Khambhat was the capital of Cambay State, a princely state of British India. It was the only state in the Kaira Agency of the Gujarat division of Bombay Presidency. It had an area of 906 km². It was founded in 1730, at the time of the dismemberment of the Mughal Empire. Its Nawabs were descendents of Mumin Khan, the last of the Mughal governors of Gujarat who in 1742 defeated his brother-in-law Nizam Khan, governor of Khambhat, and established himself there.
In 1780 Cambay was taken by the army of general Goddard Richards, but it was restored to the Marathas in 1783. Finally it was ceded to the British by the Peshwa under the treaty of 1803. The state was provided with a railway in 1901.

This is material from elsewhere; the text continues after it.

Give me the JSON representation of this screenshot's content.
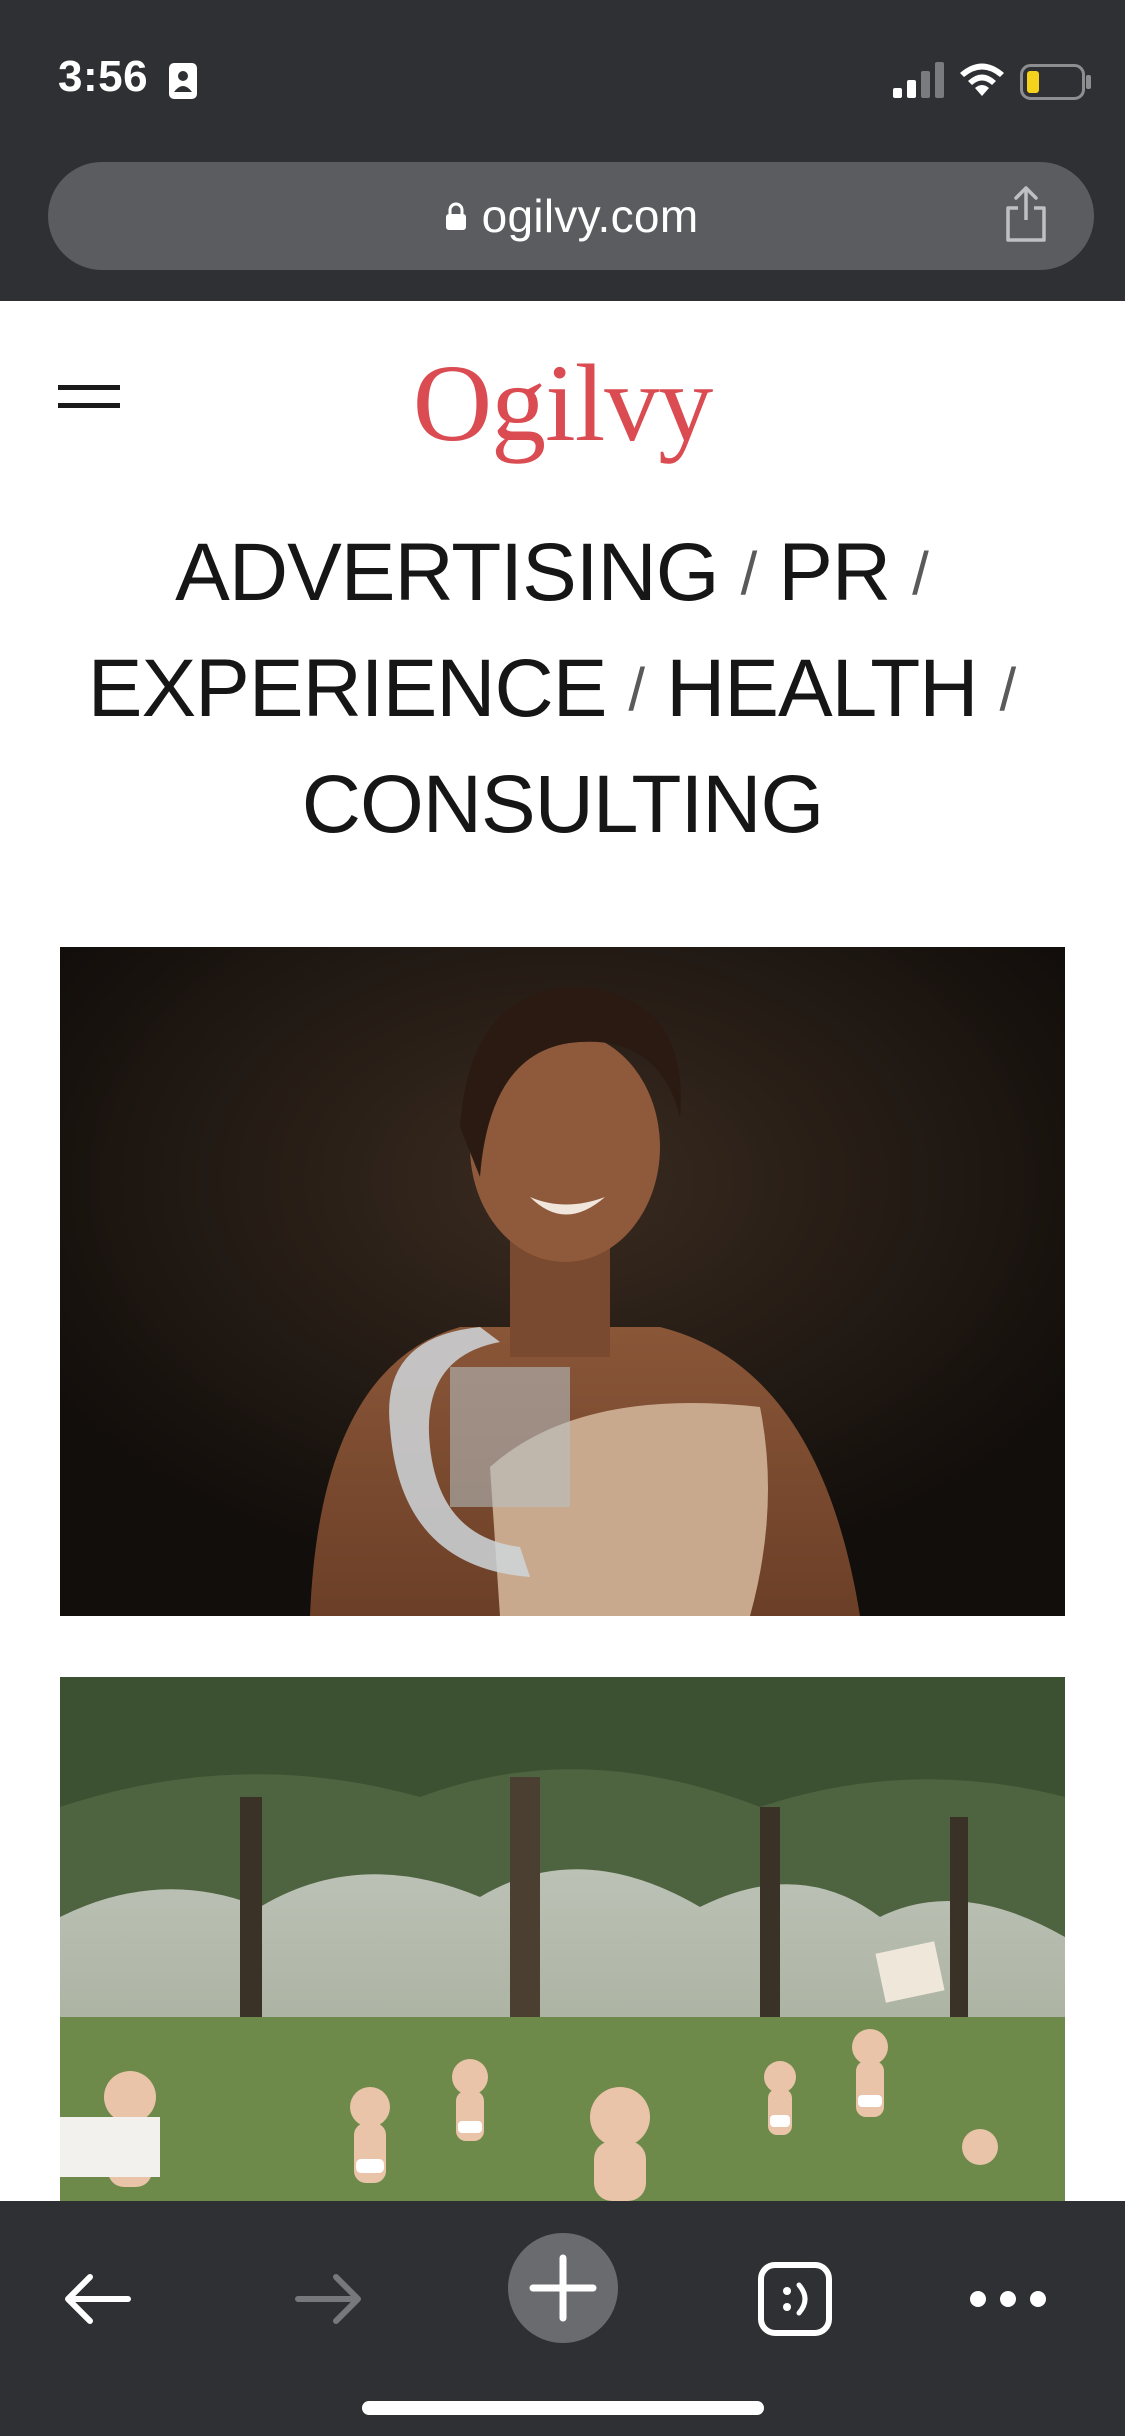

Balhara Kingdom - Balhara Jats were the rulers in Sindh from 8th to 10th century. In 710 AD Muhammad Qasim occupied Sindh. Brahman Raja Dahir was the ruler of Sindh at that time. Raja Dahirâ's father Chach killed the Jat ruler of Deol state Sahasi Rai II in year 650 by conspiracy and occupied the state. Other Jat states in Sindh were not powerful; they were also eliminated by the year 800 AD. This was the early period of Balhara Jat rulers in Sindh. Balharas ruled the area, which can be called as Bal Division. The area from Khambhat to Simari was under their rule and Manafir was their capital.  Manafir was probably Mandore or Mandwagarh.It is likely that after Nagas it was ruled by Balharas. The rule transferred from Balharas to Mauryas to Pawars to Chauhans to Parihars to Rathores.

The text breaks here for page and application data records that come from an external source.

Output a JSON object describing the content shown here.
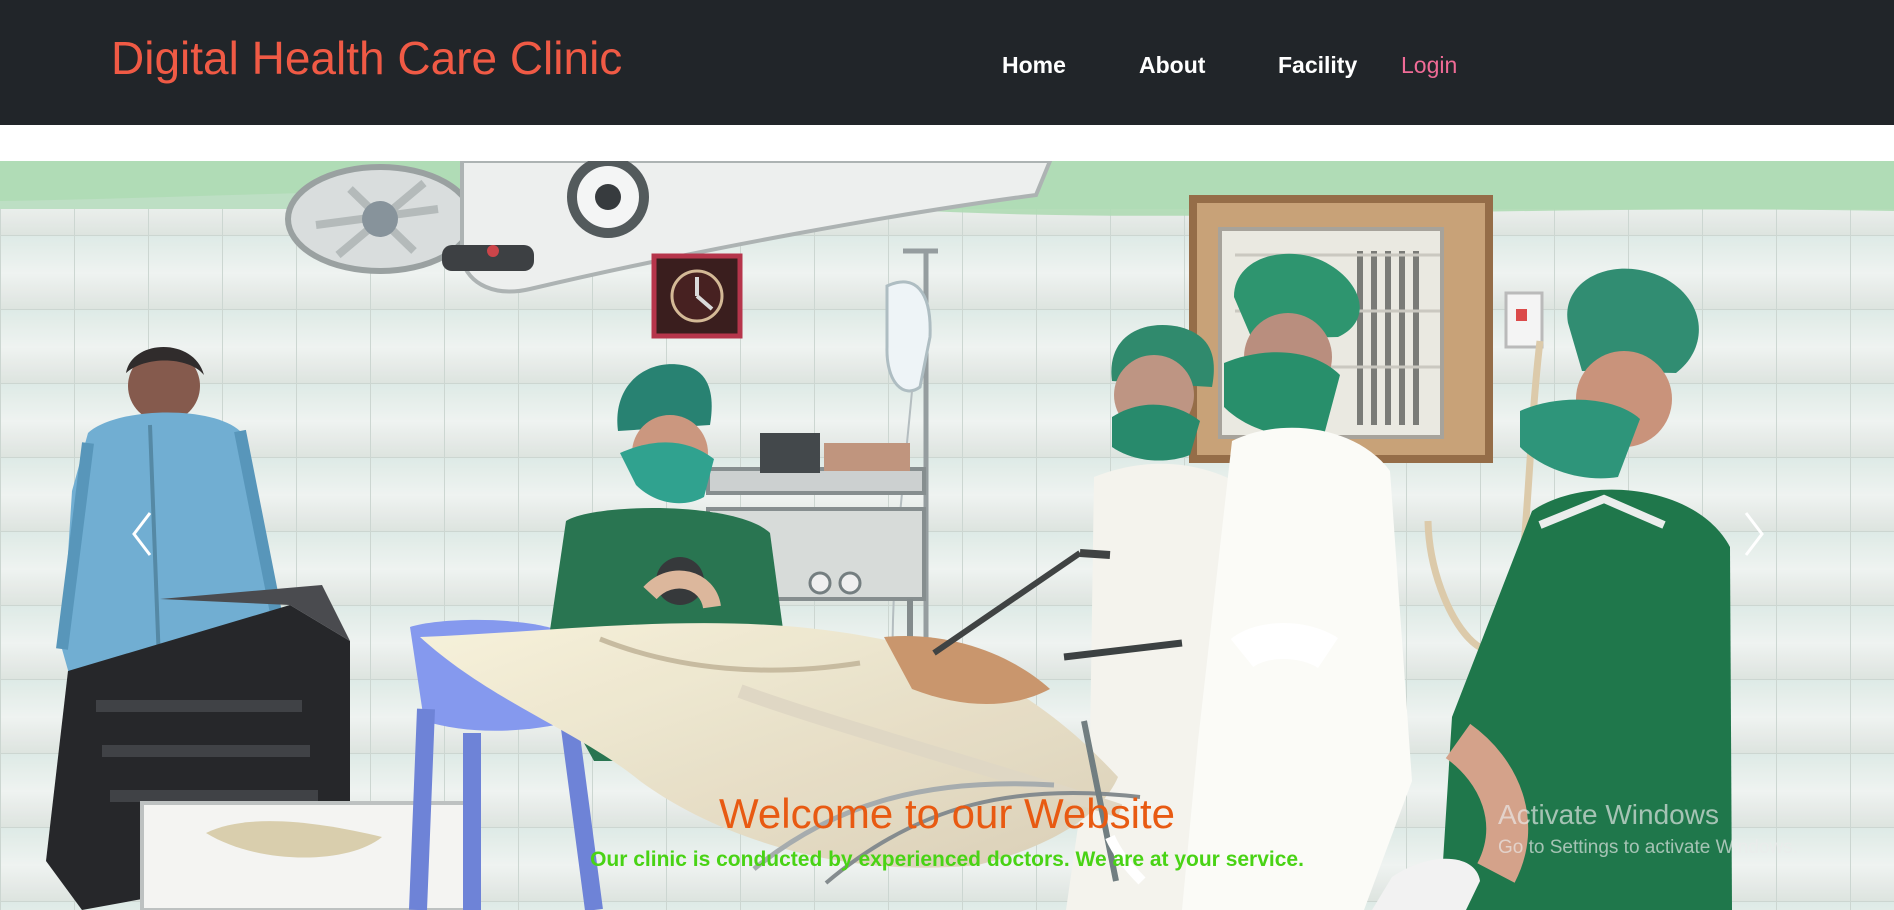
{
  "header": {
    "brand": "Digital Health Care Clinic",
    "nav": {
      "home": "Home",
      "about": "About",
      "facility": "Facility",
      "login": "Login"
    }
  },
  "carousel": {
    "caption_title": "Welcome to our Website",
    "caption_subtitle": "Our clinic is conducted by experienced doctors. We are at your service.",
    "previous_icon": "chevron-left-icon",
    "next_icon": "chevron-right-icon"
  },
  "watermark": {
    "title": "Activate Windows",
    "subtitle": "Go to Settings to activate Windows."
  },
  "colors": {
    "navbar": "#212529",
    "brand": "#f05a45",
    "login": "#f06b96",
    "caption_title": "#e85a12",
    "caption_subtitle": "#49d315"
  }
}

Sir Henry Eliot has mentioned that after defeat of Jat Raja Sahasi Rai II, Raja Matta of Shivistan attacked Alore (the capital of Chach) with brother of Raja of Kannauj and his army. The Jat Raja Ranmal was the ruler of Kannauj at that time. He was famous as Rana. After that the other Jat rulers were eliminated except the Balharas. The Balharas were strong rulers from Khambhat to Sambhar. There are seven tanks of Balharas, Banka tank in the name of Banka Balhara and Lalani tank in name of Lalaji. 

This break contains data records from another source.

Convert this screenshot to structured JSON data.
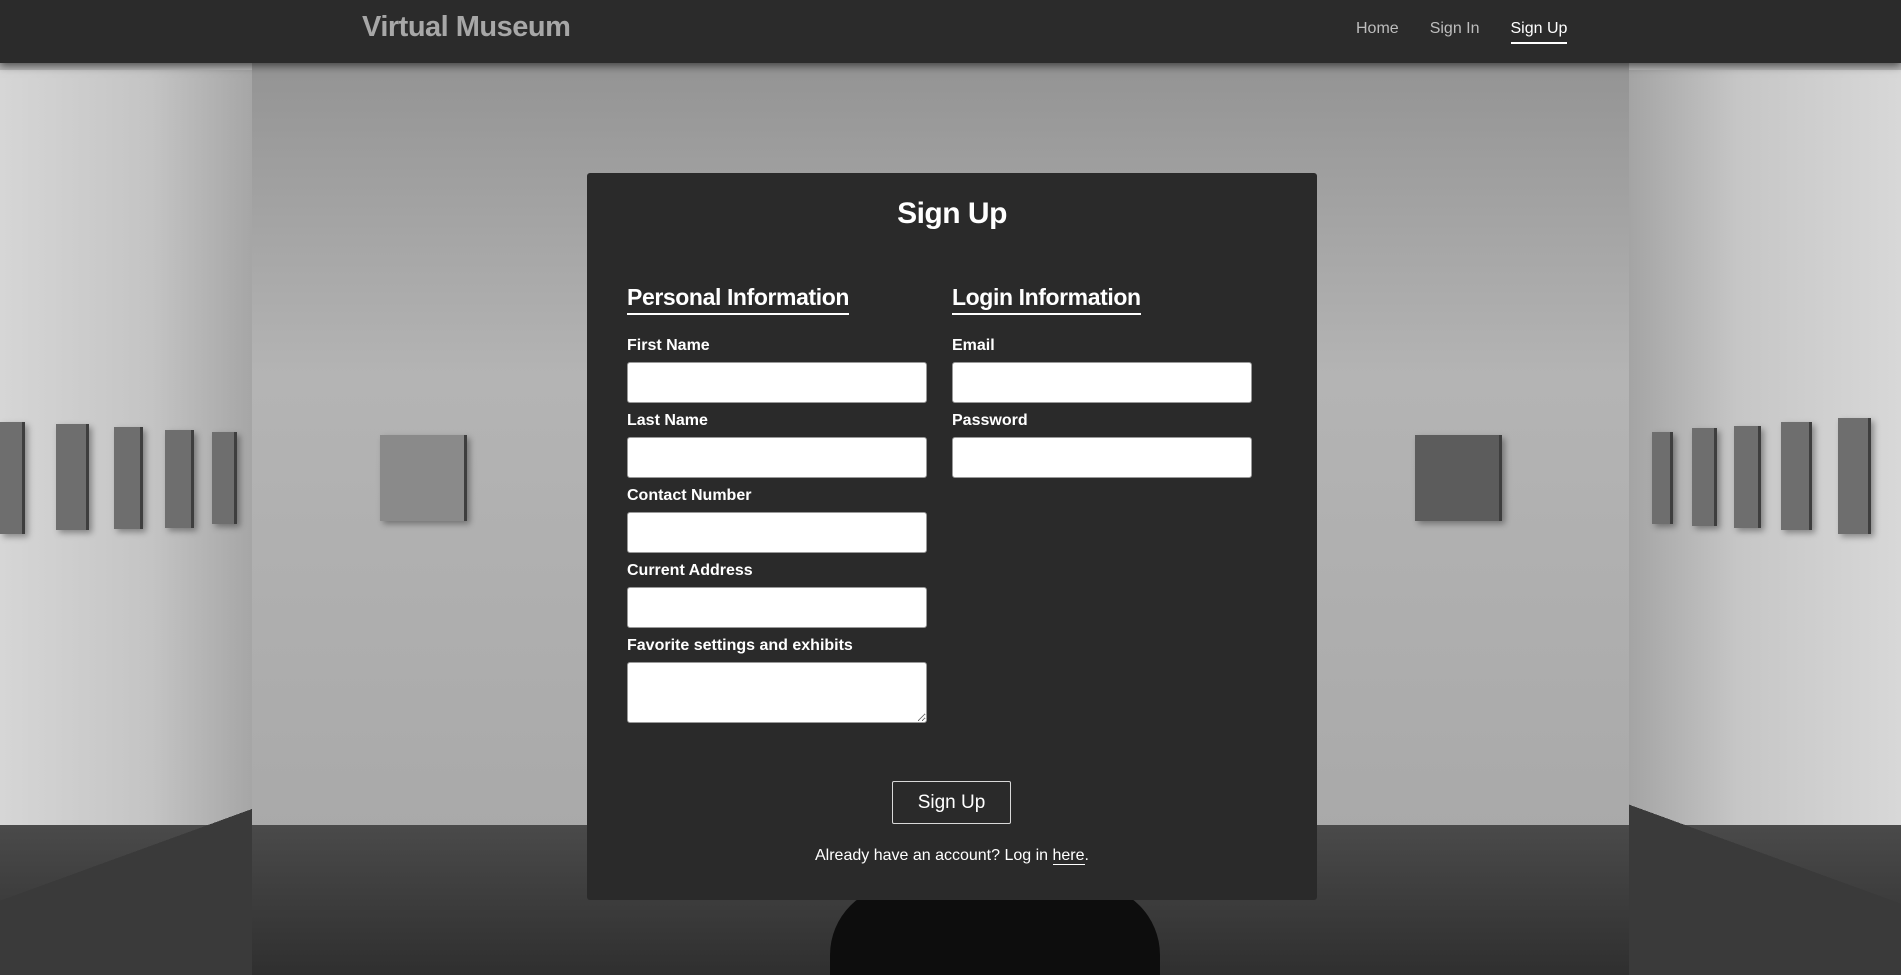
{
  "nav": {
    "brand": "Virtual Museum",
    "links": [
      "Home",
      "Sign In",
      "Sign Up"
    ]
  },
  "form": {
    "title": "Sign Up",
    "personal": {
      "heading": "Personal Information",
      "first_name_label": "First Name",
      "first_name_value": "",
      "last_name_label": "Last Name",
      "last_name_value": "",
      "contact_label": "Contact Number",
      "contact_value": "",
      "address_label": "Current Address",
      "address_value": "",
      "favorites_label": "Favorite settings and exhibits",
      "favorites_value": ""
    },
    "login": {
      "heading": "Login Information",
      "email_label": "Email",
      "email_value": "",
      "password_label": "Password",
      "password_value": ""
    },
    "submit_label": "Sign Up",
    "footer_prefix": "Already have an account? Log in ",
    "footer_link": "here",
    "footer_suffix": "."
  }
}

Parthian Stations by Isidore of Charax, an account of the overland trade route between the Levant and India, in the 1st century BCE, writes - § 18. Sakastana of the Scythian Sacæ is the modern Seistan. The Sacæ, formerly residents of Central Asia, were driven out by the Yue-chi and forced across the Pamirs into Bactria. About 100 B.C. the Yue-chi followed them, overran Bactria and upper India, and established the Kushan monarchy. The Sacæ, driven before them, occupied the country around Lake Helmund, and overran the lower Indus valley, and the Cutch and Cambay coasts of Western India. They were tributary in some degree to the Parthian monarchy, and in Indian history they appear as the "Indo-Parthians." Gondophares of the Acts of St. Thomas was an Indo-Parthians prince; the Periplus, about 80 A.D., mentions his quarrelling successors in the Indus delta, and a Saka satrap, Nahapana, who established a powerful state in the Cambay district and instituted the Saka era of 78 A.D. 
Sir H. M. Elliot writes that The "Balhará" would thus seem to represent, as Tod affirmed, the Ballabh Ráís of Ballabhi-pura who were succeeded by the Bala Ráís of Anhalwára Pattan. Their territories included the ports in the country of Lata (Lárike) on the gulf of Cambay.
- Livro em que dá relação do que viu e ouviu no Oriente. p. 77 sq.
- Thakur Deshraj: Jat Itihas, 1934
- Kishori Lal Faujdar: Rajasthan ke Madhyakalin Jatvans, Jat Samaj, Agra, June 2001
- Kishori Lal Faujdar: Rajasthan ke Madhyakalin Jat-vansh, Jat Samaj, Agra, June 2001.
- Cf. Strabo, XI, 8, 2-5. Schoff, Periplus of the Erythræan Sea, 184-7.
- The History of India, as Told by Its Own Historians/Note (A).- Geographical,pp.357
Back to Gujarat